Ryan Piers Williams
screenwriter to watch
Born and raised in El Paso, TX, Ryan Piers Williams is a filmmaker with over 20 years of experience. Williams attended the University of Texas at Austin and graduated from the School of Cinematic Arts at the University of Southern California. Upon graduation, he worked for Steven Soderbergh and George Clooney on several productions including Ocean’s 12, Ocean’s 13, Goodnight and Good Luck, and The Good German.
Williams wrote and directed the feature film, The Dry Land, which premiered at the 2010 Sundance Film Festival in the Dramatic Competition. The Dry Land follows a U.S. soldier returning home from war as he struggles to reconcile his experiences abroad with the life and family he left in Texas. The Dry Land stars Ryan O’nan, America Ferrera, Melissa Leo, Wilmer Valderrama and Jason Ritter. The Dry Land won the Grand Jury Prize at the Dallas International Film Festival, the Best International Feature Award at the Edinburgh International Film Festival, a Voice Award, and was released theatrically and digitally.
Williams wrote, directed, produced, and stars in his second feature film, X/Y, alongside America Ferrera, Melonie Diaz, Common, Amber Tamblyn, David Harbour, and Dree Hemingway. X/Y, a drama that looks at the complicated love lives of a group of friends in New York City, premiered at the 2014 Tribeca Film Festival and was released in 2015.
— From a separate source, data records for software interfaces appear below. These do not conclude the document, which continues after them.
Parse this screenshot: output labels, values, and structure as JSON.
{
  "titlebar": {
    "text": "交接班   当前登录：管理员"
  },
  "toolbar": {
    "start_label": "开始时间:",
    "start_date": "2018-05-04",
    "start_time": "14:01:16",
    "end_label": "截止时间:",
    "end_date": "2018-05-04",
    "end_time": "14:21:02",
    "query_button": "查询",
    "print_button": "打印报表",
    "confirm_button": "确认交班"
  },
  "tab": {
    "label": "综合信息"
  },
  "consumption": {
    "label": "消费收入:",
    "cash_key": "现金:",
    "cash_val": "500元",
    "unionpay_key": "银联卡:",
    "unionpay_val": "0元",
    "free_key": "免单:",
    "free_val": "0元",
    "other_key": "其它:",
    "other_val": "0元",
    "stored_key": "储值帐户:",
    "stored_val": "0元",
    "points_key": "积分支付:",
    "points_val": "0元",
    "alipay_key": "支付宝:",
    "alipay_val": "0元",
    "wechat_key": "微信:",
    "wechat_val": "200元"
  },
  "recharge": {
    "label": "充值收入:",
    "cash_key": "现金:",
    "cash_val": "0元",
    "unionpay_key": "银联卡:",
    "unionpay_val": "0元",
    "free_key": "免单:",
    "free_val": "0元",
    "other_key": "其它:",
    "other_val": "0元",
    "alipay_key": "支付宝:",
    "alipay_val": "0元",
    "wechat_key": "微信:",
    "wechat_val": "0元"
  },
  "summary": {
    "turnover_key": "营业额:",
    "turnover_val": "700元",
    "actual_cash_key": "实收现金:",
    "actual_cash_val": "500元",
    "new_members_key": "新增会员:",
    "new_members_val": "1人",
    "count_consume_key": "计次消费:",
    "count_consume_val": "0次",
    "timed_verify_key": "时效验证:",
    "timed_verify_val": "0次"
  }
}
Williams is currently developing his next feature film, Staring at the Sun. Staring at the Sun was recently awarded the San Francisco Film Society / KRF Filmmaking grant for screenwriting.
Credits: The Dry Land (Writer/Director) , X/Y (Writer/Director/Actor/Producer)
How did you break in or get your start in screenwriting?
After I graduated from USC, I started writing my first screenplay, The Dry Land. I was inspired to write the film after reading several news articles about soldiers coming home from Iraq and struggling with PTSD. At the time, there were no films being made that explored this experience with the depth and honesty that the subject matter demanded. I started writing the film with the intention of making the film no matter how long it took. Fortunately, after writing for two years, I was able to pull together an amazing team of collaborators that believed in the script, and together we were able to make the film.
What are some of the biggest lessons you’ve learned?
The journey of writing a screenplay can be exhausting, messy, terrifying, and in brief moments…joyful. It’s important to be fearless along this journey. That means if something doesn’t work, don’t be afraid to destroy it and go back to the drawing board. You have to always follow the thread of honesty and trust that it will lead you to the heart of what wants to come through.
What’s the hardest scene or project you’ve ever had to write? How did you navigate the challenge?
There is a scene in The Dry Land where the main character, James, travels to Walter Reed to visit his buddy who lost his legs during an attack in Iraq. James doesn’t remember what happened during the attack and asks his friend for details. James finds out that he was responsible for the attack and is the reason why his friend lost his legs. The scene is chalk full of conflicting emotions. The challenge in writing the scene was to get out all of the necessary information needed to tell the story of what happened during the attack but to also leave enough room for the actors to breath into the complexity of emotions the characters experience in the scene. I navigated the challenge by doing a great deal of work on the backstory of each of the characters, their relationship to each other, and the specifics of the attack in Iraq. By doing this work I was able to write from a place of authenticity that honored the needs of the scene and the voice of the characters.
What was a major turning point in your career?
I don’t spend too much time thinking about external factors. For me, every day is a turning point – every day I have to decide to keep going. I don’t think there is any greater turning point for a writer than the daily dedication to being on the writer’s journey.
What are you working on right now?
Right now I am developing a sci-fi film that I’ve written and will direct entitled, Staring at the Sun. The film takes place in 2060 after a massive solar event knocks out the world’s technological infrastructure making healthcare the most valuable commodity. An elite group of International Aid Workers given access to the best healthcare and technology are tasked to isolate the sick from the healthy and privileged. When a young Aid Worker finds himself in a forbidden love he must choose between a life of solitude in the Aid Program or an uncertain fate with the woman he loves.
What are some of your favorite movies?
Apocalypse Now, Tree of Life, The Goonies.
Who are some of your favorite screenwriters?
There are way too many to name.
Share a memorable experience at Austin Film Festival:
When I was 18, and going to college in Austin, I worked at the Austin Film Festival. I remember Barbara Morgan once telling me that she thought I should drop out of school and be a writer. I thought she was crazy, not for thinking I should drop out of school to pursue filmmaking, but because she thought I could be a writer! I thought the idea was absurd and totally ridiculous. I didn’t take her first piece of advice, but I finally took her second. For the record…I still think being a writer is totally absurd and absolutely ridiculous…..but it sure is a hell lot of fun!